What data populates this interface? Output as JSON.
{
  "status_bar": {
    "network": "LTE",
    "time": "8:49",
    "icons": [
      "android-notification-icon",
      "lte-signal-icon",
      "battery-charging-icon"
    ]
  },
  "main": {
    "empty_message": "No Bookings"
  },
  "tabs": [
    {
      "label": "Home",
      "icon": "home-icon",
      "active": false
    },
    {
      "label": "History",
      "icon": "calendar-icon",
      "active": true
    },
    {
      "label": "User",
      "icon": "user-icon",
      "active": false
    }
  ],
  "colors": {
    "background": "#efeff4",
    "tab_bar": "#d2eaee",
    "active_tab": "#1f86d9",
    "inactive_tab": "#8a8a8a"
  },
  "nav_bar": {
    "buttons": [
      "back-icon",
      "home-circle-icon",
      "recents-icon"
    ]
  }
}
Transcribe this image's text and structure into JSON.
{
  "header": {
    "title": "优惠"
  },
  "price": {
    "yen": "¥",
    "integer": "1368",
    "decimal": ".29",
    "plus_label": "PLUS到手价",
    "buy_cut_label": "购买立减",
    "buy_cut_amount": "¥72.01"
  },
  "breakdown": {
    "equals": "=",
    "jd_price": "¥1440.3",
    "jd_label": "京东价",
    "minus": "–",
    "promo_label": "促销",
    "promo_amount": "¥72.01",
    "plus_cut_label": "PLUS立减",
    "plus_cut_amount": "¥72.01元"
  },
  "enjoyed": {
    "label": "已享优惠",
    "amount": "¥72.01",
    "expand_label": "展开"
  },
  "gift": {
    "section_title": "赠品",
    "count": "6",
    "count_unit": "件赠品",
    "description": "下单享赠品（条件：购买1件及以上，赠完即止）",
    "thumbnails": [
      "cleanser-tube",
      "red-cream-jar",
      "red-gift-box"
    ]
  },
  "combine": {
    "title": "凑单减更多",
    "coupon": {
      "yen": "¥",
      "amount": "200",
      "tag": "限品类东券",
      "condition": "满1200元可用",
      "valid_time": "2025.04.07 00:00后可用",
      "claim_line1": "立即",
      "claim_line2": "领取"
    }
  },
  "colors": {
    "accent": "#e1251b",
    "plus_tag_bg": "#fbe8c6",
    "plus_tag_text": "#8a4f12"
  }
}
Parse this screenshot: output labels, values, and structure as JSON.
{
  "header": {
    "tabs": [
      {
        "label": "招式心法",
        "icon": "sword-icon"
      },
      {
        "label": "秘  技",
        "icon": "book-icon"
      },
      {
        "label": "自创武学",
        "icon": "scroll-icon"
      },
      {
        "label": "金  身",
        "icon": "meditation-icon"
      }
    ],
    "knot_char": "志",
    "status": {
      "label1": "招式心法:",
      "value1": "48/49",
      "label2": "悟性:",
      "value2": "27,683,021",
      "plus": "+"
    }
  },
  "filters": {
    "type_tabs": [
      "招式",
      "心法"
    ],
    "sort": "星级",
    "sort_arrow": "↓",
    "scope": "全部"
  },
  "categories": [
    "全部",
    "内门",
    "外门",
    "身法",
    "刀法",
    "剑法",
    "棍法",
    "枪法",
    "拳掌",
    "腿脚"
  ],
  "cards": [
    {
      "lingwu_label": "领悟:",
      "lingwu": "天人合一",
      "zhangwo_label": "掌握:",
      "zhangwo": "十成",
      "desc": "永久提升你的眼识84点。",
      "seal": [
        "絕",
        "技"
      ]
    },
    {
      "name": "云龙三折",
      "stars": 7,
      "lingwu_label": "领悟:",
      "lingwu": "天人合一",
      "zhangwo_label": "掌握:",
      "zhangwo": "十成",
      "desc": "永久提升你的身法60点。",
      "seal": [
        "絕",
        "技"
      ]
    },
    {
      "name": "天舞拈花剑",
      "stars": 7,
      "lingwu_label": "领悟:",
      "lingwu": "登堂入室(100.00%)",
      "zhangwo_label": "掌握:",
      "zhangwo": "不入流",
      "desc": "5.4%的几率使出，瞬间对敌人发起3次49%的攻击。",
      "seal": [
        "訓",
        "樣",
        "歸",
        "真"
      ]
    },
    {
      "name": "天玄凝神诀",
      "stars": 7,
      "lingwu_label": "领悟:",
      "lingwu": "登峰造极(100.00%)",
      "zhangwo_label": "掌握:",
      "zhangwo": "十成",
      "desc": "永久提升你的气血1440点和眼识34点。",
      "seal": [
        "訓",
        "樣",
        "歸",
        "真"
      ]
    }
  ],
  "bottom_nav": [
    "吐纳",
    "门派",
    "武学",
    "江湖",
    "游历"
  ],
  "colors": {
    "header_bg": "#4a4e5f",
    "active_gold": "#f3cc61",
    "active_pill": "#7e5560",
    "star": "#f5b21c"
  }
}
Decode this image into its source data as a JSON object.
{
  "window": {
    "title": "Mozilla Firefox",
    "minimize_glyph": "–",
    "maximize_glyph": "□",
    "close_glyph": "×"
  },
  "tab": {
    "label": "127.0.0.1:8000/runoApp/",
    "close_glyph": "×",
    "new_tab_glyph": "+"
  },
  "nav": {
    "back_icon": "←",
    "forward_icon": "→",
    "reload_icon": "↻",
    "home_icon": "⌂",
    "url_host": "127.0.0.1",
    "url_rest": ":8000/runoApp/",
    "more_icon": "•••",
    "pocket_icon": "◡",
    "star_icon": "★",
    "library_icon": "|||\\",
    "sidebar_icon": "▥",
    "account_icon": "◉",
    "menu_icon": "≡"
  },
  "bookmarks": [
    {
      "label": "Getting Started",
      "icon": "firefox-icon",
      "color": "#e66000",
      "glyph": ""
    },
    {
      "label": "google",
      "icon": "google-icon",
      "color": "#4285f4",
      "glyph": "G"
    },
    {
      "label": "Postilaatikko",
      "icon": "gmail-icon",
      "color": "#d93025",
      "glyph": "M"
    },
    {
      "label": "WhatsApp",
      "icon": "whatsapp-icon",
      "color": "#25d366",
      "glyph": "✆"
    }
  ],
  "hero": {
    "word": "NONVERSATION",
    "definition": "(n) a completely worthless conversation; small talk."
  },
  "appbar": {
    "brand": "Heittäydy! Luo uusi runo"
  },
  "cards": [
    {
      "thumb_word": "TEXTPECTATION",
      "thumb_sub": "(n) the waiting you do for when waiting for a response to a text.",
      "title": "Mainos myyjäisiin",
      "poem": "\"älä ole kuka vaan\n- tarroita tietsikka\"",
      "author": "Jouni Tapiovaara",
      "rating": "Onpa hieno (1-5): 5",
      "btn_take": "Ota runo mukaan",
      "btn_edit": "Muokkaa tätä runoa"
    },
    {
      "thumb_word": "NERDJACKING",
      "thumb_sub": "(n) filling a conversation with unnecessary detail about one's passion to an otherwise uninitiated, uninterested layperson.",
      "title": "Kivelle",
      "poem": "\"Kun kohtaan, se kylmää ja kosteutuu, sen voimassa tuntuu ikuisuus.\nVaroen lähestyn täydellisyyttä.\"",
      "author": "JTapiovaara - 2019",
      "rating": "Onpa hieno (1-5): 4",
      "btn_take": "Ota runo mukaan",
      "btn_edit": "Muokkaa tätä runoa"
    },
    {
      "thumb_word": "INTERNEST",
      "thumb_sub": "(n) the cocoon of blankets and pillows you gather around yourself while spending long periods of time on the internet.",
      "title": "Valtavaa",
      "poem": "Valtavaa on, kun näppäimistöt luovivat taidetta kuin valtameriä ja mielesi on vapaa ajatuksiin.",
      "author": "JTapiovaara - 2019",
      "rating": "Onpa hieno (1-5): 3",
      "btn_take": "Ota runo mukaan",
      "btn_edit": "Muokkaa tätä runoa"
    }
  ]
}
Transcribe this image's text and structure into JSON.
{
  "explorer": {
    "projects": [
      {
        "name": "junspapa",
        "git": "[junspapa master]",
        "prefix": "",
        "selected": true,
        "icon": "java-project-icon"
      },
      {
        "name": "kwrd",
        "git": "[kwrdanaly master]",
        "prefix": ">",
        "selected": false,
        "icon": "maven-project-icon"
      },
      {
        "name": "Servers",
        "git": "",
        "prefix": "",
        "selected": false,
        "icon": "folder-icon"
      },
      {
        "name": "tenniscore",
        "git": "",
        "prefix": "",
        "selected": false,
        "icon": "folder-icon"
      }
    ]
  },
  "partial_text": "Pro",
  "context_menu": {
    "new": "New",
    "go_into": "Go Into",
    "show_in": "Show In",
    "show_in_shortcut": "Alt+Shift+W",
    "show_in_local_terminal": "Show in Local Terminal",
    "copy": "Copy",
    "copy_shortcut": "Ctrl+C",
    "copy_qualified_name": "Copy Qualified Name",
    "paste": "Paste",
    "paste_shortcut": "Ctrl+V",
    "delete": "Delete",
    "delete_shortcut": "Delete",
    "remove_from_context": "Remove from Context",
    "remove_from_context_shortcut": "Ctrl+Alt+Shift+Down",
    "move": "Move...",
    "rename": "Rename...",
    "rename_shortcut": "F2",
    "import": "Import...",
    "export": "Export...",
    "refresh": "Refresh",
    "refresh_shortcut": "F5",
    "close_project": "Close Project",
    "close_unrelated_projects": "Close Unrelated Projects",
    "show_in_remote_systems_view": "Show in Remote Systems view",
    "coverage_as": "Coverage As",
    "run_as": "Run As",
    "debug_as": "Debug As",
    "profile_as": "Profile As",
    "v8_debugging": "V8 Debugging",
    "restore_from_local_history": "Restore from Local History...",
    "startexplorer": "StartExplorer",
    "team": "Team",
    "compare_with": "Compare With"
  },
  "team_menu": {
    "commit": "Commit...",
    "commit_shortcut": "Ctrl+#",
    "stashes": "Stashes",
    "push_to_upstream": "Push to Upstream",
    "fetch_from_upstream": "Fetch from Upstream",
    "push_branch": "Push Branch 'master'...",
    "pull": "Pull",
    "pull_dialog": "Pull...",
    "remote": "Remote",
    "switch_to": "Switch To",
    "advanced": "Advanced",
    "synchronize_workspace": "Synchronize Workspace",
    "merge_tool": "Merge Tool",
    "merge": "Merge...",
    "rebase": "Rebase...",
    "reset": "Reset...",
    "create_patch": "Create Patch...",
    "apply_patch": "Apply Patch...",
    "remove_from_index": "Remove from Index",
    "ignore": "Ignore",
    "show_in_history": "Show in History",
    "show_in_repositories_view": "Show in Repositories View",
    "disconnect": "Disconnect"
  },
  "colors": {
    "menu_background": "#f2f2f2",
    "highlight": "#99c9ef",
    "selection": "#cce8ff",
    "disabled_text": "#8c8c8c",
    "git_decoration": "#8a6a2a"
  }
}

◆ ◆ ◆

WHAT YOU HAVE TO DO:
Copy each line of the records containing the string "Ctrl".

SOLUTION BELOW:
    "copy_shortcut": "Ctrl+C",
    "paste_shortcut": "Ctrl+V",
    "remove_from_context_shortcut": "Ctrl+Alt+Shift+Down",
    "commit_shortcut": "Ctrl+#",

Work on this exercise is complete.